*** Material provided ***

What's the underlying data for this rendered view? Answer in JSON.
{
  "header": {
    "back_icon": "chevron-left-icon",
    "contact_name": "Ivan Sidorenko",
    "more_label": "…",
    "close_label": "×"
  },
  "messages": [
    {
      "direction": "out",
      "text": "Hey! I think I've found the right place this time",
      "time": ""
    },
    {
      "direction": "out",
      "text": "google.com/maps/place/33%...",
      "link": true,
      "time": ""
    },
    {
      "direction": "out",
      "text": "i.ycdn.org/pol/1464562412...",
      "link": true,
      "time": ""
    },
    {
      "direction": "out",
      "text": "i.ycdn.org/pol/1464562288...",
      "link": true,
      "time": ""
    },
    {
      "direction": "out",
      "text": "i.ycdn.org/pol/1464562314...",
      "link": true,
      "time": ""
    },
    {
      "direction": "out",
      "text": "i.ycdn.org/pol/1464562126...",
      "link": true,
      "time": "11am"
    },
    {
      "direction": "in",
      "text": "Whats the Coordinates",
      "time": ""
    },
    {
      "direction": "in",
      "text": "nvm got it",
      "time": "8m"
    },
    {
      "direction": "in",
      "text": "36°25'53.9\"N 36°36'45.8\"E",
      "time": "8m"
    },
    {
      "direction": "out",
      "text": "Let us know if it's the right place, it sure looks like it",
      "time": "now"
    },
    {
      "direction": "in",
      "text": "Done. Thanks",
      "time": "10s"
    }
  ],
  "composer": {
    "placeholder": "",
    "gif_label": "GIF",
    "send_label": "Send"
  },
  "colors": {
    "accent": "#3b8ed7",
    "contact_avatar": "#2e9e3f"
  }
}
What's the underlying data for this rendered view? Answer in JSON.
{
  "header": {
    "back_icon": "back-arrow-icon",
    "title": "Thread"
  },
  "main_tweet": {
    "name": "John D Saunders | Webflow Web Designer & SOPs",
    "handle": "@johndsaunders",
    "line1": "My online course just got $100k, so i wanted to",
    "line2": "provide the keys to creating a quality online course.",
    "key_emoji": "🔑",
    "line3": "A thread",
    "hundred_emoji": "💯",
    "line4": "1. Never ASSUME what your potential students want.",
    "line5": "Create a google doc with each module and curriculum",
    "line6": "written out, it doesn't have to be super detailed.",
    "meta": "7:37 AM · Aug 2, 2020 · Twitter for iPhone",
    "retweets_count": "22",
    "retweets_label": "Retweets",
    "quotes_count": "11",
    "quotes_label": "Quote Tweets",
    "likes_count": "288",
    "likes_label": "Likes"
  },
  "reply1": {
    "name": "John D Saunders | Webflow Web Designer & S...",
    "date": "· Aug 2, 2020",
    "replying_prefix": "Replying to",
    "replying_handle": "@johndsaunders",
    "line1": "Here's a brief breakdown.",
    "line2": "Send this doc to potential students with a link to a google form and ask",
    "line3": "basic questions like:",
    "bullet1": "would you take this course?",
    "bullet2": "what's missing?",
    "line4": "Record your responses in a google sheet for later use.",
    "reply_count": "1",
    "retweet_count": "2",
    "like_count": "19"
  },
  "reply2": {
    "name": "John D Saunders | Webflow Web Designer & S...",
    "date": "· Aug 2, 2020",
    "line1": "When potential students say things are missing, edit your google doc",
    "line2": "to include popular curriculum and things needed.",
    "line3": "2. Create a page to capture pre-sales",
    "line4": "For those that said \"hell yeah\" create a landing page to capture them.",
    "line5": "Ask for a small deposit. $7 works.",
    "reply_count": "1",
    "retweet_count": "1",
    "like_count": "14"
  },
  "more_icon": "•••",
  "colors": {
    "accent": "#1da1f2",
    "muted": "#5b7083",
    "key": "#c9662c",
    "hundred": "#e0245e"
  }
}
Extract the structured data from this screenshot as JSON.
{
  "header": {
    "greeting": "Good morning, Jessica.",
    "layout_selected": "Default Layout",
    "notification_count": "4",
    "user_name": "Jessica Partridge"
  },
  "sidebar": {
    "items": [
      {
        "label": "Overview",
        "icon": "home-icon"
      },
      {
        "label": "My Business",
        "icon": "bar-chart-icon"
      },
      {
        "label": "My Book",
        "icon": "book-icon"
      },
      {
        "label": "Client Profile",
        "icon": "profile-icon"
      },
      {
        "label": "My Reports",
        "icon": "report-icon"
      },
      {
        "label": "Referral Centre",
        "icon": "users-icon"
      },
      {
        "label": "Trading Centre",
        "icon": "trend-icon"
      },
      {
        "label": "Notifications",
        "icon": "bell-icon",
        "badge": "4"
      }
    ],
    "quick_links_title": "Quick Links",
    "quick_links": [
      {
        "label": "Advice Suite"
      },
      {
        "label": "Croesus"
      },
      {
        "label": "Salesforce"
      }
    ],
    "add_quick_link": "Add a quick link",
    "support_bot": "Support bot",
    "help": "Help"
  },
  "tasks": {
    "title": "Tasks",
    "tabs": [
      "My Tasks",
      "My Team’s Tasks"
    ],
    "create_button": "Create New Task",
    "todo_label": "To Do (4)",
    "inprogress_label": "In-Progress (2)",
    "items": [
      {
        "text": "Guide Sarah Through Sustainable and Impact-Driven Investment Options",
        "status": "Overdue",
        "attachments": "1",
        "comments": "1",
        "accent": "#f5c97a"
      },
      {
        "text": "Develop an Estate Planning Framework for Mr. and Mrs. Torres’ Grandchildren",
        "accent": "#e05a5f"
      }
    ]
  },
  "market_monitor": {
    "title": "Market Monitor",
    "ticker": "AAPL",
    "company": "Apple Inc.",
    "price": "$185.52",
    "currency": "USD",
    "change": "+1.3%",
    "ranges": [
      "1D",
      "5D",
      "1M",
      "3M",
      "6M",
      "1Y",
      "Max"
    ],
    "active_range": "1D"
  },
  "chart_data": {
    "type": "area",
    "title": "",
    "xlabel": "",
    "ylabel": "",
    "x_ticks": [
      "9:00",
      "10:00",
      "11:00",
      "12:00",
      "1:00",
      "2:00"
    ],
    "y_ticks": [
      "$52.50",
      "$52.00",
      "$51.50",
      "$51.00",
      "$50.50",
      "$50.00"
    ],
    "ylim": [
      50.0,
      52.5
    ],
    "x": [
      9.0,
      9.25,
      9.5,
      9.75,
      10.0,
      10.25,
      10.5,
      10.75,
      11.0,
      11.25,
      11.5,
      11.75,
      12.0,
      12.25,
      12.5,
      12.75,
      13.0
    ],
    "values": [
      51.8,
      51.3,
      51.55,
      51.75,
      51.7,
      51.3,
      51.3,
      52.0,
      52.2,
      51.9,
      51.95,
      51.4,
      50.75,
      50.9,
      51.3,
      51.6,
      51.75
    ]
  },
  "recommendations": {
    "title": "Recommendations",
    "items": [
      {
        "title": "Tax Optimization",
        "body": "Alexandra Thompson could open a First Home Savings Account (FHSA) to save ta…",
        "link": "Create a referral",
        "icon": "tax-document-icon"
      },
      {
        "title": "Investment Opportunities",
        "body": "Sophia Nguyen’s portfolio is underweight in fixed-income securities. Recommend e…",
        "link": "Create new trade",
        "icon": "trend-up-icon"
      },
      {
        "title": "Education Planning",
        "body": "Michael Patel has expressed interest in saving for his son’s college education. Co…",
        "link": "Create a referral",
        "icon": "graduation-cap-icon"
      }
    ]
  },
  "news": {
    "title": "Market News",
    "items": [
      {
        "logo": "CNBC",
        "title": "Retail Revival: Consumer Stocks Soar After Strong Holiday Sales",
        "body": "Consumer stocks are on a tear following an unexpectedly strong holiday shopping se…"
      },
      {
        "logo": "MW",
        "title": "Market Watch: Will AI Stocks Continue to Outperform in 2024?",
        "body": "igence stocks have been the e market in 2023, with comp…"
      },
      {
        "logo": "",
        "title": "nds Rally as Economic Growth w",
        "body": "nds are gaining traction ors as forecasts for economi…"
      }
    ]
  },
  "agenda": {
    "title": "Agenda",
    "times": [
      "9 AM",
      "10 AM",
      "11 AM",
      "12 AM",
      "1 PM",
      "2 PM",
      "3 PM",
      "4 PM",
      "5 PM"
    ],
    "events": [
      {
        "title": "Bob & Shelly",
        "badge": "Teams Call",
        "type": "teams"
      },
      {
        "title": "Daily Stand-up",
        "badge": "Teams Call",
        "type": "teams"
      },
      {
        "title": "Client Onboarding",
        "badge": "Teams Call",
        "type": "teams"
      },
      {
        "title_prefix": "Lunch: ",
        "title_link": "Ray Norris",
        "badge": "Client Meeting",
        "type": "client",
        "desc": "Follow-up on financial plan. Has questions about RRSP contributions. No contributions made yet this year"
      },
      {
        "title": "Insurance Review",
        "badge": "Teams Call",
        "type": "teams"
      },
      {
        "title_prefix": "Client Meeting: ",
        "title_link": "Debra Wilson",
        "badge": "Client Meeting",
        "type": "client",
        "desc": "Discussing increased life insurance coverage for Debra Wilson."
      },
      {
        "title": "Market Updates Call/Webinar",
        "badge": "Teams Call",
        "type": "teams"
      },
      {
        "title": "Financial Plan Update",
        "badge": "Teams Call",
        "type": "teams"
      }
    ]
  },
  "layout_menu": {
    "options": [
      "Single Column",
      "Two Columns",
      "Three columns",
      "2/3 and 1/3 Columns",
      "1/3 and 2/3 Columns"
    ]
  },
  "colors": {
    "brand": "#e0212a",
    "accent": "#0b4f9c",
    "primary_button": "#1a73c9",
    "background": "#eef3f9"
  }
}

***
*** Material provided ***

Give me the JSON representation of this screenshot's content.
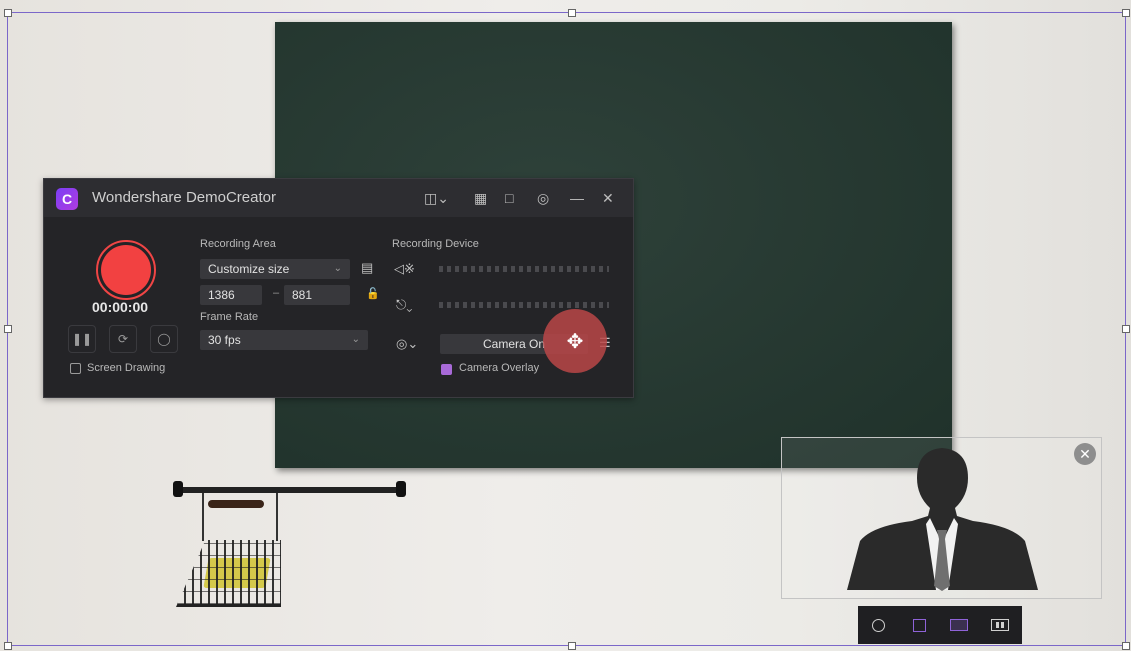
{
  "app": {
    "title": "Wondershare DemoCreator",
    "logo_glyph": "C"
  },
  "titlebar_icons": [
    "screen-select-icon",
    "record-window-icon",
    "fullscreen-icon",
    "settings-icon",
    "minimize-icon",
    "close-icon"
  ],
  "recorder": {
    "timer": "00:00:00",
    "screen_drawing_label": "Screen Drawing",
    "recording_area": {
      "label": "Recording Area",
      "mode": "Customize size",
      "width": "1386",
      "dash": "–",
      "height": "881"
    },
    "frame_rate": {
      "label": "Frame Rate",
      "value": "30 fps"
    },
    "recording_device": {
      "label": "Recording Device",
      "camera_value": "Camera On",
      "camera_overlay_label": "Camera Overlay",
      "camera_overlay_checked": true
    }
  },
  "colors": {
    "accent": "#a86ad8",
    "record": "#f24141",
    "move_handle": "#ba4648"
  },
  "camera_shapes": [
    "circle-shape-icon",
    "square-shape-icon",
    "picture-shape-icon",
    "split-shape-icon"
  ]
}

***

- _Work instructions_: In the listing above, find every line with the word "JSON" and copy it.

- _The completed task_:
What's the underlying data for this rendered view? Answer in JSON.
What's the underlying data for this rendered view? Answer in JSON.
Extract the structured data from this screenshot as JSON.
Give me the JSON representation of this screenshot's content.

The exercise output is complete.